Modern roses bloom all summer, although it’s usually in what are called ‘flushes’- they bloom strongly for a few weeks, then pretty much quit for a few weeks while they make more buds, then bloom again. In a good summer, we can get several flushes out of most modern roses. But did you know that you can get more roses by a simple pruning trick?
Most gardeners know that you need to deadhead roses- to remove the remains of the flowers once they are done and fall apart. This is because the old flower will start turning into a rose hip- a group of seeds. Once a plant sets seed, it feels it has reproduced, its job is done, and it can put all its energy into those seeds. That’s less energy for flowers. So we remove them to make the plant bloom again. In most plants, that’s enough know. But in roses, the spot that you make the cut at can make quite a difference.

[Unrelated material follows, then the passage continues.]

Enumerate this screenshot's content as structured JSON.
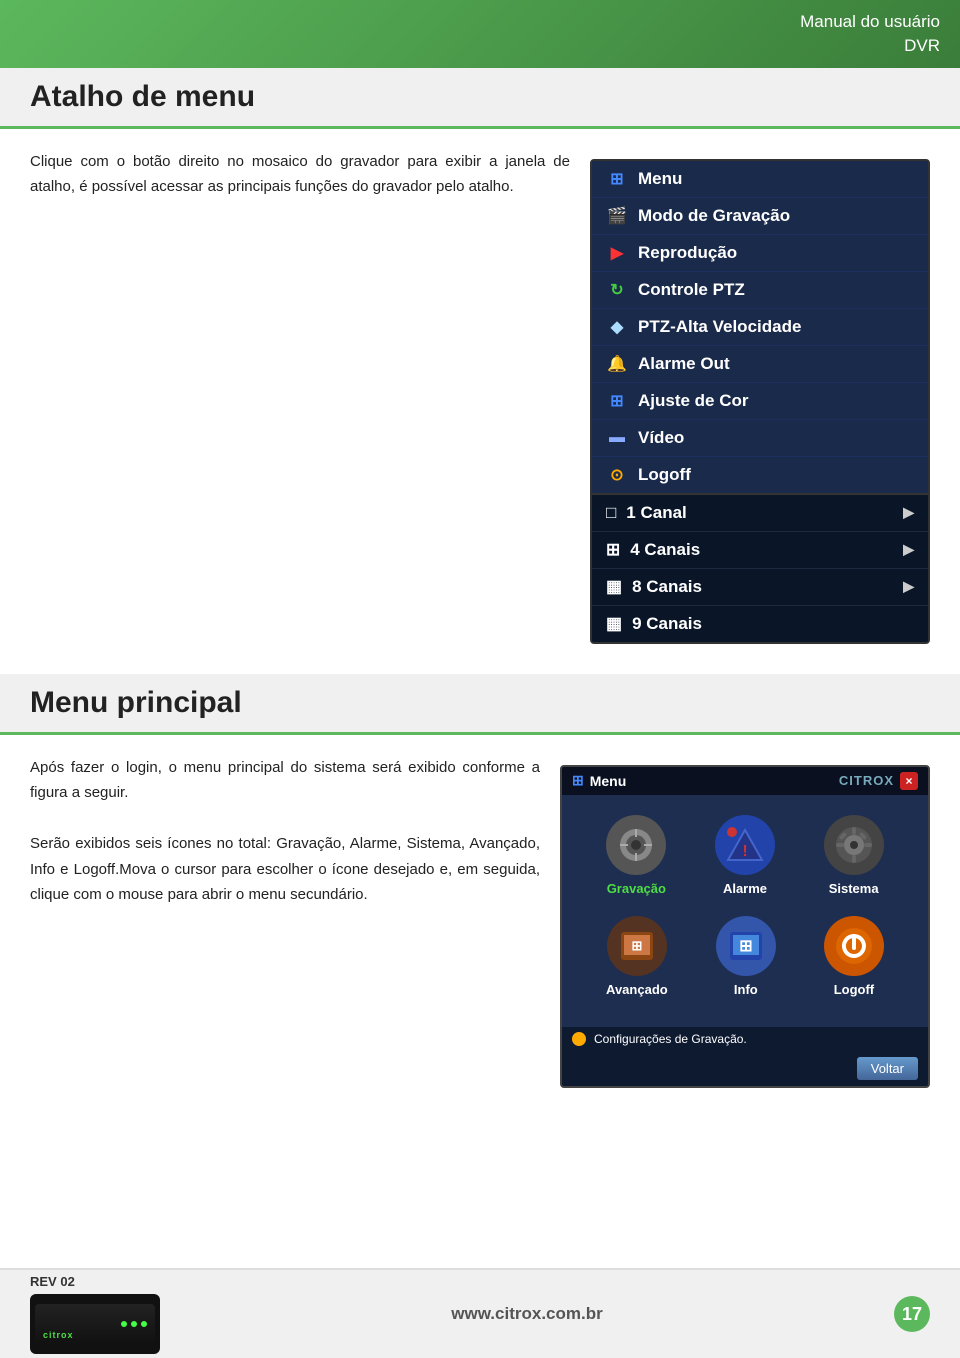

If you look at a Hybrid Tea, Grandiflora, Floribunda or most Modern Shrub roses, you’ll see that the leaves directly below the flowers are not the same as the ones on the rest of the bush. Most of the bush will have five leaflets per leaf (some may have seven, especially climbers and older shrubs), while the leaves directly below the flowers will only have three leaflets and sometimes just a single leaflet. This will be true whether the flower is a single, as in a Hybrid Tea, or a multiple flower, candelabra type structure like a Floribunda has- in this case, the candelabra structure will have odd leaves, with the first ‘real’ leaf below the whole structure.
If you cut directly below a flower, leaving those odd leaves, you won’t get as many flowers (or new flowers as fast) as if you cut away the odd leaves, cutting to directly above the first ‘normal’ leaf. New flowering stems rarely arise from the buds where there odd leaves join the stem, and for some reason leaving them on drastically slows down the growth of new flowering stems from the normal spot- the spot where the first ‘normal’ leaf joins the stem. Make your cut about ¼” above the first normal leaf, using clean, sharp pruners and you should have new flowers in about three weeks.

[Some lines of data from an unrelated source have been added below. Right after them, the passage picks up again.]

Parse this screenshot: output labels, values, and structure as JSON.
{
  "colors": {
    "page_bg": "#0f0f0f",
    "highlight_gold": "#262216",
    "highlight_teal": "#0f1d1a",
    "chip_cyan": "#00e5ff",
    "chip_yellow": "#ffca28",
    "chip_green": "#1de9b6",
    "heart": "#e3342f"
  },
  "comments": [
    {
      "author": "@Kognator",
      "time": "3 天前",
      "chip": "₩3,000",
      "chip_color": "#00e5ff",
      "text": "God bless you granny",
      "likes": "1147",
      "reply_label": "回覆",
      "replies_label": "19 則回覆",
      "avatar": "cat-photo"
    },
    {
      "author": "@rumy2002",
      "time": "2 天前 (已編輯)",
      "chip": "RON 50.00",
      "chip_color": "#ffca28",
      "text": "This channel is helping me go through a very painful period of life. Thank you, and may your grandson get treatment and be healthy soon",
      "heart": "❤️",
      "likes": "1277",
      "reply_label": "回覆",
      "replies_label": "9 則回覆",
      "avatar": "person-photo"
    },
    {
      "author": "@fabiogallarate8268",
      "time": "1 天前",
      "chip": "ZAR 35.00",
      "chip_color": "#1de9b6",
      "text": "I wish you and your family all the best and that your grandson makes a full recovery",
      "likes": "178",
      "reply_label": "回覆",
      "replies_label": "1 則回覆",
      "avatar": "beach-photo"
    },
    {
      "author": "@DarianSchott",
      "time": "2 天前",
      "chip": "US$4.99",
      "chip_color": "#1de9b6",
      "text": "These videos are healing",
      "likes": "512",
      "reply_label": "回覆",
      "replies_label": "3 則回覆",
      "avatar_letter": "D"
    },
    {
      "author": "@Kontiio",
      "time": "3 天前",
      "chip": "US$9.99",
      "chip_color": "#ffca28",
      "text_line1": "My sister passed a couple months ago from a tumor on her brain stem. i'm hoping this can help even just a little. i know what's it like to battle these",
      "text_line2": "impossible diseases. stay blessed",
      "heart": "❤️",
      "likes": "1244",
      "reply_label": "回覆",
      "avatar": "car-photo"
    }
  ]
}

On a Hybrid Tea, this won’t be difficult, but on some Floribundas and Modern Shrubs the flower bearing structure that needs to be cut away can be quite large and you will feel like you’re butchering the rose! Be strong, though, and cut away. Not only will you get more rose blooms, but you’ll end up with a stronger plant.
One warning: stop deadheading your roses around the end of August and let them wind down their efforts. You don’t want to encourage young, tender growth as the weather is cooling down and freezing temperatures approach. Let the hips form- the birds will like them in winter, anyway.